For the first time, a political party is acting with political will to settle an issue that has been taking its deadly toll on Turkey for many years.
For the first time, this party is backed by a voter base large enough to help it proceed with the intention of solving this problem.
For the first time, international conjuncture enables this country to handle a problem that started a century ago.
For the first time, the regional countries that provided the Kurdistan Workers' Party (PKK) weapons, logistics and intelligence in the past stopped doing so.
For the first time, there is common wisdom emerging among state organs, and there is a quest for settling the issue with methods other than coercion.
For the first time, the military is leaving the initiative to civilians, is lending support to civilian moves toward a settlement and is not raising objections.
A century ago, Turkey was a country whose empire was destroyed, whose armies were dispersed and whose shipyards were occupied. The nation was poor and needy without any strength or will to go on. Whether Turks would be allowed to live here, whether they would have their flag waving above their heads or whether they would have any state was not known. The big powers intended to squeeze Turks into several cities in central Anatolia.
A century later, Turkey was able to assert, "It is our mission to establish order in this region." Turkey is on the stage as a country that has extraordinary self-confidence that exceeds other countries in the region. Turkey's self-assertion is backed by its educated workforce, its model of a democratic, secular state governed by the rule of law, its economy that is integrated with the world and its big army.
There is no other country comparable to Turkey in the region.
Moreover, internal and external parameters and development dynamics show that Turkey has a good future.
These are all true. But there is also a fact that no one can deny: In order for the country to make substantial process, it needs to settle the Kurdish issue. Turkey cannot run without getting rid of the shackles related to the Kurdish issue.
During the Cold War era, there were two main issues -- one concerning foreign policy and the other a domestic issue -- that prevented Turkey from running: Cyprus and Aegean issues and the secularism debates inside the country.
Turkey was so preoccupied with these issues that it did not have a chance to look around, let alone consider becoming a regional power. It always had concerns about ensuring its own security. Could a country crippled with fears of internal enemies become a regional power?
History brought new opportunities for Turkey in the aftermath of the Cold War. Today, these opportunities are at their peak.
Those who say no to the Kurdish initiative must sincerely ask themselves, "Why am I against it?" We cannot decline this opportunity that we encounter a century later to become "the subject of history instead of being the object of it." To sacrifice this opportunity for the 2011 election is not something that is logical.
Some countries in Europe and some in the Middle East realize and fear the role Turkey will play in the international arena if it can settle the Kurdish issue.
Who do you think are the main factors that block the democratic initiative? Those who made a show in Habur or those who carried the posters of Abdullah Öcalan in İzmir or those who hold rallies as if Öcalan were not comfortable on İmralı?
No, they are not.

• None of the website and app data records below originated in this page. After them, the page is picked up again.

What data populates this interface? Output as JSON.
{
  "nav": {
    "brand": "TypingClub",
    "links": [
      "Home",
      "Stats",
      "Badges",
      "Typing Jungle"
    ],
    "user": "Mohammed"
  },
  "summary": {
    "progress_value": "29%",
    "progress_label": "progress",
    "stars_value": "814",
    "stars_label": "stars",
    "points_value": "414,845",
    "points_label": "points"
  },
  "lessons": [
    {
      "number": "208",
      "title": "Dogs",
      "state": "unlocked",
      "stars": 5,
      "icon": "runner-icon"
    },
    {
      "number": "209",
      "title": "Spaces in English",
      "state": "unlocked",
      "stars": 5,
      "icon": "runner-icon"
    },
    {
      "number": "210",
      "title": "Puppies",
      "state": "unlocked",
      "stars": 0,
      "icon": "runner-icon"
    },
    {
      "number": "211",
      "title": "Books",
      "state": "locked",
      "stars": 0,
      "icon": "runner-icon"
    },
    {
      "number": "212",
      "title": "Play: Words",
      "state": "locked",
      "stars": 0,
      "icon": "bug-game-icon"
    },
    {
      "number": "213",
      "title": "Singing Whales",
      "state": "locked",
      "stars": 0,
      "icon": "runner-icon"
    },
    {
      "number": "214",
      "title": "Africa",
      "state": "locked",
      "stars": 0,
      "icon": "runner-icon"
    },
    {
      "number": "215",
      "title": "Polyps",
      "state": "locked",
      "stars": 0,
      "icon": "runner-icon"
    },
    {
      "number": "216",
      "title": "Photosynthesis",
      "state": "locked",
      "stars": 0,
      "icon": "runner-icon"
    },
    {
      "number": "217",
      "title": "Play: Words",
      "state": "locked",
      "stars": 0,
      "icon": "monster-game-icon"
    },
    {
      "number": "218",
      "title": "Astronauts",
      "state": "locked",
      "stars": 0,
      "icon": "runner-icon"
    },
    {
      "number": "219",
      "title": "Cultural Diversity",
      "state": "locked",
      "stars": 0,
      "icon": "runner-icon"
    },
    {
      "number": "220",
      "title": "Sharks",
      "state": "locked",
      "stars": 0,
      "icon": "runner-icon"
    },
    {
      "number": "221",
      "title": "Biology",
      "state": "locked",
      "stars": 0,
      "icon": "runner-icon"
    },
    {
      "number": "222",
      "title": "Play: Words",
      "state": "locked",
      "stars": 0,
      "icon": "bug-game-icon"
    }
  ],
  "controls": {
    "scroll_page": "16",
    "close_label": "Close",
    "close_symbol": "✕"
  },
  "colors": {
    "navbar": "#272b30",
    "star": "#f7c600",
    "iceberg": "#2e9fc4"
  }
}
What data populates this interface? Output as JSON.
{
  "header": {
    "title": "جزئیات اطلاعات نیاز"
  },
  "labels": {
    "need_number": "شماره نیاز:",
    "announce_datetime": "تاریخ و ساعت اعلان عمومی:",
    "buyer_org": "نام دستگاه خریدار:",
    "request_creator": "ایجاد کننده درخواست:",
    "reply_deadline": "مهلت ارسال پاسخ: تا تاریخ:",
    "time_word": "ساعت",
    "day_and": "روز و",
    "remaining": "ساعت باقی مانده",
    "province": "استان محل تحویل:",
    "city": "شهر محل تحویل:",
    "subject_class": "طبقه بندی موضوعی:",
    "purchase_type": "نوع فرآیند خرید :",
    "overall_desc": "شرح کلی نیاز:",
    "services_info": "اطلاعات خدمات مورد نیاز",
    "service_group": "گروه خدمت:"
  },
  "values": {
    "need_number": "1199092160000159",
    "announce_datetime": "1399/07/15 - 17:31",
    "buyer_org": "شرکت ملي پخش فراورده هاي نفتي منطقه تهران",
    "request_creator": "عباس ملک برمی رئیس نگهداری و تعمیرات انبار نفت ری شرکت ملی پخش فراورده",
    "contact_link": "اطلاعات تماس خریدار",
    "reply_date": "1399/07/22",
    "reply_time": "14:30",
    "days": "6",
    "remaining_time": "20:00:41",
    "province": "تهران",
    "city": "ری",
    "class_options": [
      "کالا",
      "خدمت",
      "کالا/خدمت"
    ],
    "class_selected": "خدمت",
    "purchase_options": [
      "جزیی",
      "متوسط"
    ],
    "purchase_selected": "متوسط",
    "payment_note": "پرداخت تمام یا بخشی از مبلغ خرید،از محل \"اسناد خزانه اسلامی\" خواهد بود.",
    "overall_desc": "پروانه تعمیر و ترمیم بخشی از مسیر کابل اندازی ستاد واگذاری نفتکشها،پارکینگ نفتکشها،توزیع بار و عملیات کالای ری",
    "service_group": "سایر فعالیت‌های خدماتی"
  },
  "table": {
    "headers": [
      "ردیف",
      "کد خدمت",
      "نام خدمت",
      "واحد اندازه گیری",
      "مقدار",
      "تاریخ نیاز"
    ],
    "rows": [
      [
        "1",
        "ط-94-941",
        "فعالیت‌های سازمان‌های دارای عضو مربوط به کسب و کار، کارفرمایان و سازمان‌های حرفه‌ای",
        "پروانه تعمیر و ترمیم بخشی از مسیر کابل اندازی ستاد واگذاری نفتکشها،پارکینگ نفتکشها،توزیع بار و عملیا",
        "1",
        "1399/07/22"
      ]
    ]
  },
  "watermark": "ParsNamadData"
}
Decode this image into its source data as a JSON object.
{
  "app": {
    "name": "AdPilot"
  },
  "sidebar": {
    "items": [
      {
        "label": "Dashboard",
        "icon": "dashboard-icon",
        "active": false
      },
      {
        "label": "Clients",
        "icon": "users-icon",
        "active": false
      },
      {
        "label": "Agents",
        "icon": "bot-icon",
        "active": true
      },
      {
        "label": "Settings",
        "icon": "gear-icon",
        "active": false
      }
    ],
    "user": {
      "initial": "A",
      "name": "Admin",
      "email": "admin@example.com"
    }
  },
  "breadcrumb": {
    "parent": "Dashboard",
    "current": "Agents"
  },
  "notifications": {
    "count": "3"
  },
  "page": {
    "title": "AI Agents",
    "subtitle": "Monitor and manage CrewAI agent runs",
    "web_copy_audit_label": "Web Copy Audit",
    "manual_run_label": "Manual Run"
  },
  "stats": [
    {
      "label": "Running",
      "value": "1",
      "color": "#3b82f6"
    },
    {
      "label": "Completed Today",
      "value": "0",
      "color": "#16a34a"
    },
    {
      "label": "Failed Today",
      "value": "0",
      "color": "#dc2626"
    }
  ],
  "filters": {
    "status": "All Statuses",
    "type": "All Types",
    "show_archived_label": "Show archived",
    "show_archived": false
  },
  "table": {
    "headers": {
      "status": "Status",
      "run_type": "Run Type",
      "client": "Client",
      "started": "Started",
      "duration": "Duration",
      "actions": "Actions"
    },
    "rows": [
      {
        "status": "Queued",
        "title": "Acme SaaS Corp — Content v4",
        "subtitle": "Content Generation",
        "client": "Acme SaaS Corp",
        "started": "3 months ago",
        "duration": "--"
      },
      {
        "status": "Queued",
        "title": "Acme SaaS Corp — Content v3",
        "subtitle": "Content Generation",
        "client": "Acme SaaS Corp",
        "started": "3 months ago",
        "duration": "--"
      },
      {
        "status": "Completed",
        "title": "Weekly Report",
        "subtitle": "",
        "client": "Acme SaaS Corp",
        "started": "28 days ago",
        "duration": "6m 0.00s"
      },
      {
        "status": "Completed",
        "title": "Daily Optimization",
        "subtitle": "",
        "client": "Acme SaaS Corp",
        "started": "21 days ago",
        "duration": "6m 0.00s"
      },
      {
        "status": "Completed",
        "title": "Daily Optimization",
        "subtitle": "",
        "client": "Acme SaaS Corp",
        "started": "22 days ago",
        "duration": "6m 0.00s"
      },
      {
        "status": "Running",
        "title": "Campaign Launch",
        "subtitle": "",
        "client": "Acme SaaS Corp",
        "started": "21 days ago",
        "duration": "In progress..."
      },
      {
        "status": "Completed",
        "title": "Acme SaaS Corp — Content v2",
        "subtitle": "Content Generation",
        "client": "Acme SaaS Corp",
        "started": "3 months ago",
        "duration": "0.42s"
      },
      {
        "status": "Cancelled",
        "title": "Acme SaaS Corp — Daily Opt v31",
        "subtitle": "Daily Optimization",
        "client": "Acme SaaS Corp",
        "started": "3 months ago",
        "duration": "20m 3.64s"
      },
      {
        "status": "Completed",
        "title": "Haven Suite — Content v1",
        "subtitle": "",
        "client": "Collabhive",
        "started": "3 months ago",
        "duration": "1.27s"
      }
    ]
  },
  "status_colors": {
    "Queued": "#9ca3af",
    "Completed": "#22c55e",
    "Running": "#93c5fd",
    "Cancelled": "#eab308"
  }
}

You must look beyond those provocations and see the strategic approach that triggered those provocations. That strategic mentality is aware of the new position Turkey will have in the international arena if it can settle the Kurdish issue.
Those who intend to protect the state or those who call themselves nationalists must wake up from their sleep and understand just who it is they are aiding.
External obstacles can be understood to some extent. But internal obstacles cannot be considered natural, and there are grave consequences for those who encourage these obstacles.
05 December 2009, Saturday